- 11Sep 12, '12 by monkeybugI have a benign but annoying issue for which I take medication. I also have some other issues that require daily medications. I did not choose this life, I'd much rather spend the money on books or music. When picking up the Rx for the benign issue, I made a comment about how annoying it was to need it. I was frustrated with the cost, and just making a comment. The pharmacist stated, loudly, in front of 4 other customers, "Well, you wouldn't have <benign but annoying issue> if you didn't take so many medications. THAT'S why it's happening, you are on too many medications!" I was appalled and embarrassed and furious and I wanted to cry. No, A$$h*!@, that is NOT why, benign-but-annoying-issue is familial, and my mother, who rarely even takes Tylenol, has it even worse than me. And I didn't sit down with a PDR and a dart to randomly pick drugs to be on because I needed some way to spend my money. Sometimes my life sucks because of my health, and having it minimized (you are causing your problems because you choose to take "too many" medications). I walked out as quickly as I could with tears in my eyes and without saying a word. And I have been absolutely furious with myself ever since. I should have filed a complaint. I should have cursed that little twit out in front of everyone, and then gotten a manager to witness while I did it all again.
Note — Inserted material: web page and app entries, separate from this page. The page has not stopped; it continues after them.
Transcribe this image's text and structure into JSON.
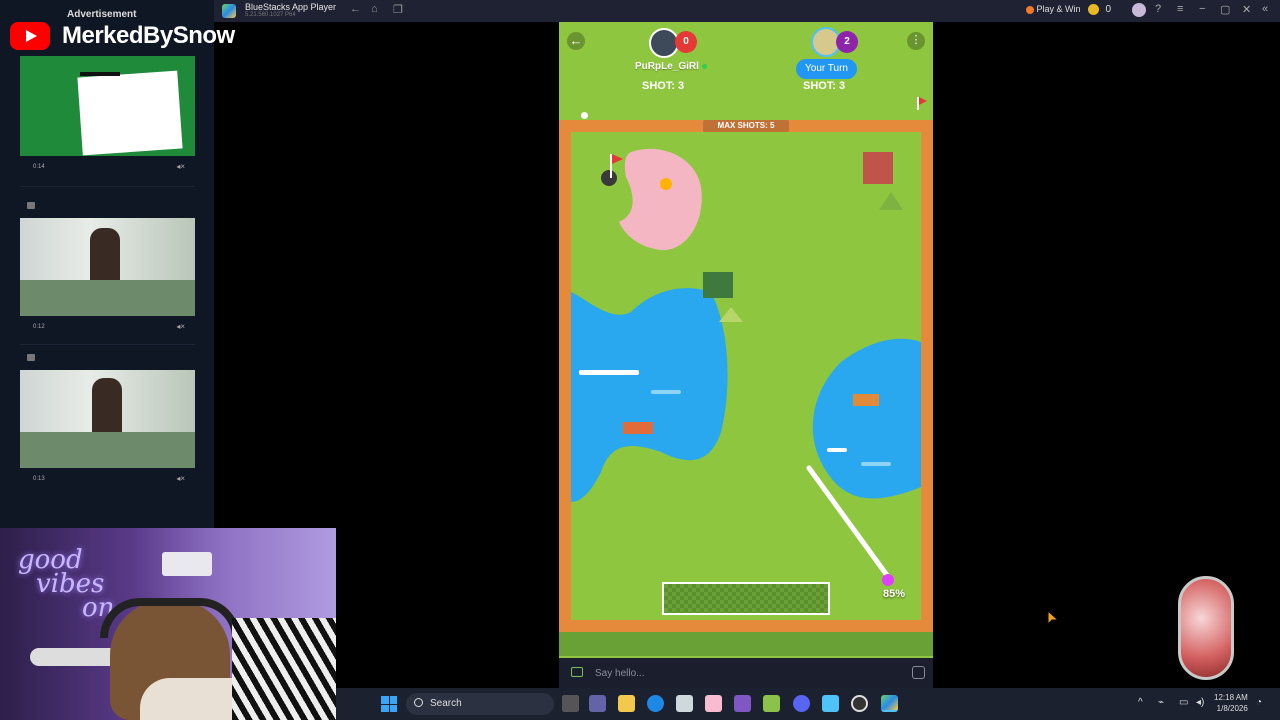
{
  "window": {
    "title": "BlueStacks App Player",
    "subtitle": "5.21.560.1027 P64",
    "play_win": "Play & Win",
    "coins": "0"
  },
  "stream": {
    "channel": "MerkedBySnow",
    "neon_text": [
      "good",
      "vibes",
      "on"
    ]
  },
  "ads": {
    "label": "Advertisement",
    "items": [
      {
        "duration": "0:14"
      },
      {
        "duration": "0:12"
      },
      {
        "duration": "0:13"
      }
    ]
  },
  "game": {
    "players": [
      {
        "name": "PuRpLe_GiRl",
        "score": "0",
        "shots": "SHOT: 3",
        "online": true
      },
      {
        "name": "Your Turn",
        "score": "2",
        "shots": "SHOT: 3"
      }
    ],
    "max_shots": "MAX SHOTS: 5",
    "power": "85%"
  },
  "chat": {
    "placeholder": "Say hello..."
  },
  "taskbar": {
    "search_label": "Search",
    "time": "12:18 AM",
    "date": "1/8/2026"
  },
  "colors": {
    "grass": "#8ec63f",
    "water": "#29a8f0",
    "green_bunker": "#f4b6c2",
    "border": "#e58a3a"
  }
}
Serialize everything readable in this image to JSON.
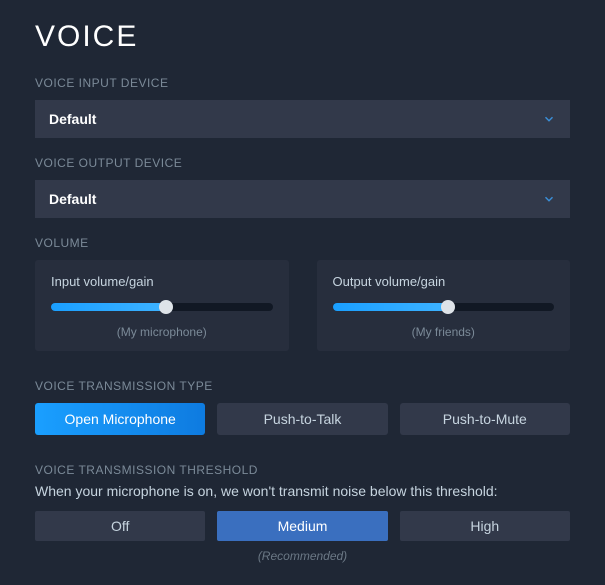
{
  "title": "VOICE",
  "input_device": {
    "label": "VOICE INPUT DEVICE",
    "value": "Default"
  },
  "output_device": {
    "label": "VOICE OUTPUT DEVICE",
    "value": "Default"
  },
  "volume": {
    "label": "VOLUME",
    "input": {
      "title": "Input volume/gain",
      "sub": "(My microphone)",
      "percent": 52
    },
    "output": {
      "title": "Output volume/gain",
      "sub": "(My friends)",
      "percent": 52
    }
  },
  "transmission_type": {
    "label": "VOICE TRANSMISSION TYPE",
    "options": [
      "Open Microphone",
      "Push-to-Talk",
      "Push-to-Mute"
    ],
    "active": 0
  },
  "threshold": {
    "label": "VOICE TRANSMISSION THRESHOLD",
    "desc": "When your microphone is on, we won't transmit noise below this threshold:",
    "options": [
      "Off",
      "Medium",
      "High"
    ],
    "active": 1,
    "recommended": "(Recommended)"
  }
}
It was rude, presumptive, and WRONG.
I didn't do many of the things I should have done, but I did transfer all my RX to another pharmacy later that week. I wish it hurt their bottom line (I spend thousands every year on meds), but it was a chain, so I doubt they noticed. I don't blame you for being angry. It doesn't matter if the prescription is for Vitamin D or Diflucan or an HIV cocktail, he had no business doing it, and you have every right to be angry.